On August 6, The Joshua Wilson Brain Tumour Charity, whose mission is to “give help and hope to children and their families who have brain tumors and post surgery disabilities,” will hold a charity tandem skydive to raise money for the organization. In 2004, Joshua Wilson was three years old when he was diagnosed with a brain stem tumor. Surgery to remove the tumor left Josh with several post-surgery disabilities, including epilepsy, scoliosis, chest problems and a brain injury, which proved to be a costly and emotional challenge for Josh’s parents, Dawn and Colin.
In 2013, the family founded The Joshua Wilson Brain Tumour Charity in an effort to give back.
That same year, Josh was told several times that he had only 48 hours to live.

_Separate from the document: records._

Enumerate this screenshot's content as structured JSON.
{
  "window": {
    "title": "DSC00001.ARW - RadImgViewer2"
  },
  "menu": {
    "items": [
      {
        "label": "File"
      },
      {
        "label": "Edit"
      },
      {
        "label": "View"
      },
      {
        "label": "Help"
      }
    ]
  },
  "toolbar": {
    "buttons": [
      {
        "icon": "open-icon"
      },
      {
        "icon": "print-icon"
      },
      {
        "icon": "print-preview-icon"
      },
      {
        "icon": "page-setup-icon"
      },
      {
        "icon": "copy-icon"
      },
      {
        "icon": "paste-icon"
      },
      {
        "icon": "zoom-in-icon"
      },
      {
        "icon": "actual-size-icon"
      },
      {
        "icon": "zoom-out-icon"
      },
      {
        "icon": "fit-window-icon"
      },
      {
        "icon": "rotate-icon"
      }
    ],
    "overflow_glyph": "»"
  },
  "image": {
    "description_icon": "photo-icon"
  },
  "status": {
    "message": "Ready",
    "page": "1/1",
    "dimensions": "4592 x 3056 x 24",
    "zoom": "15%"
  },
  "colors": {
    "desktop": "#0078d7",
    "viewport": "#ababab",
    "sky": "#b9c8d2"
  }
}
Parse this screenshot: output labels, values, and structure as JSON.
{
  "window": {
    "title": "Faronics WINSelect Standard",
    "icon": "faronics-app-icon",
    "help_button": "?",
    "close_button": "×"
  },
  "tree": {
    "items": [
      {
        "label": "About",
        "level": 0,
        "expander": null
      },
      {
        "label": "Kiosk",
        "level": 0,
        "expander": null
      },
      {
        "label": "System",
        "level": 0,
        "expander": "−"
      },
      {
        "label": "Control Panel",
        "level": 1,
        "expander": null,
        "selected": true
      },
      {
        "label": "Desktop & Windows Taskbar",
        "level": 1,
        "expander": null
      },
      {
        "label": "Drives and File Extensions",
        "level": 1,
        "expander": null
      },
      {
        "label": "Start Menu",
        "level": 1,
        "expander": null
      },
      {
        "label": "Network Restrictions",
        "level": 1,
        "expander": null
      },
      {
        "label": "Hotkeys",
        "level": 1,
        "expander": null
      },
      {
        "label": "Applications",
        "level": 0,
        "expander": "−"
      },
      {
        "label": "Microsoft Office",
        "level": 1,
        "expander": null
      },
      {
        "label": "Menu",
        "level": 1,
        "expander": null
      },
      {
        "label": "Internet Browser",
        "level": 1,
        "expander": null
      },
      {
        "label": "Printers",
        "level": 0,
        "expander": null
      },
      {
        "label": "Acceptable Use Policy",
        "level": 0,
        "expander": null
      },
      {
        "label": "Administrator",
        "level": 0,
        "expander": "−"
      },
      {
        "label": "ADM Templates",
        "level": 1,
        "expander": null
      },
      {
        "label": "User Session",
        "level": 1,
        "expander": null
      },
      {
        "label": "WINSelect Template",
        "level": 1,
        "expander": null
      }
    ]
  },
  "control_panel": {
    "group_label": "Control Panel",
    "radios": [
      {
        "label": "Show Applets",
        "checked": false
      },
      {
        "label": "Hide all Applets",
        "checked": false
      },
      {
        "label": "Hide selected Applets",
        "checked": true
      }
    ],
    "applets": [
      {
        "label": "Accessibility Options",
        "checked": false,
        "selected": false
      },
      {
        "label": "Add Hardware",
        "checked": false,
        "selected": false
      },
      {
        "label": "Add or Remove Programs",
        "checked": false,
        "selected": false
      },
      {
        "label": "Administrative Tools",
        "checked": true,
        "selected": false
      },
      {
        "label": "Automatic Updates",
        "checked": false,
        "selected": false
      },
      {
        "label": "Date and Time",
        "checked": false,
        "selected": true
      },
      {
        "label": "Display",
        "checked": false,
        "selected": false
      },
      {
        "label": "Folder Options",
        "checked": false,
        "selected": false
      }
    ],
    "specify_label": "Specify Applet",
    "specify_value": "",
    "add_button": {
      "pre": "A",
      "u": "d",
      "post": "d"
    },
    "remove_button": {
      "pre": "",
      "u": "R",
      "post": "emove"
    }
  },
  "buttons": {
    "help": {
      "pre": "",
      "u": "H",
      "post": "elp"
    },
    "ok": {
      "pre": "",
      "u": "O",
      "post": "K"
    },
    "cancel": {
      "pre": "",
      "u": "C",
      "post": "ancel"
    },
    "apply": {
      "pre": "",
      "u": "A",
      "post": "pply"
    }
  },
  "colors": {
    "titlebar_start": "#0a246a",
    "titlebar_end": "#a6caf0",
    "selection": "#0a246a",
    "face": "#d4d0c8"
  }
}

Josh, nicknamed SuperJosh, defied all expectations, turning 14 in August of 2014, but unfortunately passed away in November. “Josh was 14 and put more smiles on faces than I could ever in a full lifetime. The work that Josh and his mum have carried out through the charity is incredible and has helped so many other people,” said Sacha Lord-Marchionne, a patron of the charity after Josh passed. “Probably the biggest honour in my life, was when Josh’s mum, Dawn, asked me to become patron of the charity.“
“I was lucky enough to celebrate his 14th birthday with him. It was incredible to see so many people come together.”
The Joshua Wilson Brain Tumour Charity has raised £450,000 and aided more than 1,490 cancer patients since Josh’s passing. The 14,000 foot tandem skydive will take place over the breathtaking Lake District, a mountainous region in North West England. “It’s something that’s been on my bucket list for a while, but I never got round to working up the courage till now. Thinking of the money raised, and the help this can provide to the families that SuperJosh support is what pushed me over the edge, literally,” says Adam, one of the divers.
The charity helps in a variety of ways, including giving families grants for travel and hospital expenses and providing specialist equipment and home renovations, such as ceiling track hoists and through-floor lifts. The organization also treats families to vacations after chemotherapy and donates Xbox’s, TVs and iPads to cancer hospitals. Sir Peter Martin Fahy said, “Some people make a huge impact in a short life and change the attitudes of many others and Josh was one of those people.”
“He challenged your view of mental and physical disability because of his great love for life and the way he reacted to things around him,” said Sir Peter Martin Fahy, former Chief Constable of Greater Manchester Police. The money raised through the skydive will also help a local child purchase an electronic drum set to relieve stress and frustration. The boy’s mother told the charity, “You have made our son’s year. He is music crazy and now has an outlet to help with his emotions. We really can’t thank you enough, it doesn’t seem enough thank you.”
The Jump4Josh tandem skydive will take place at Skydive Northwest at the Cark Airfield in Flookburgh on August 6.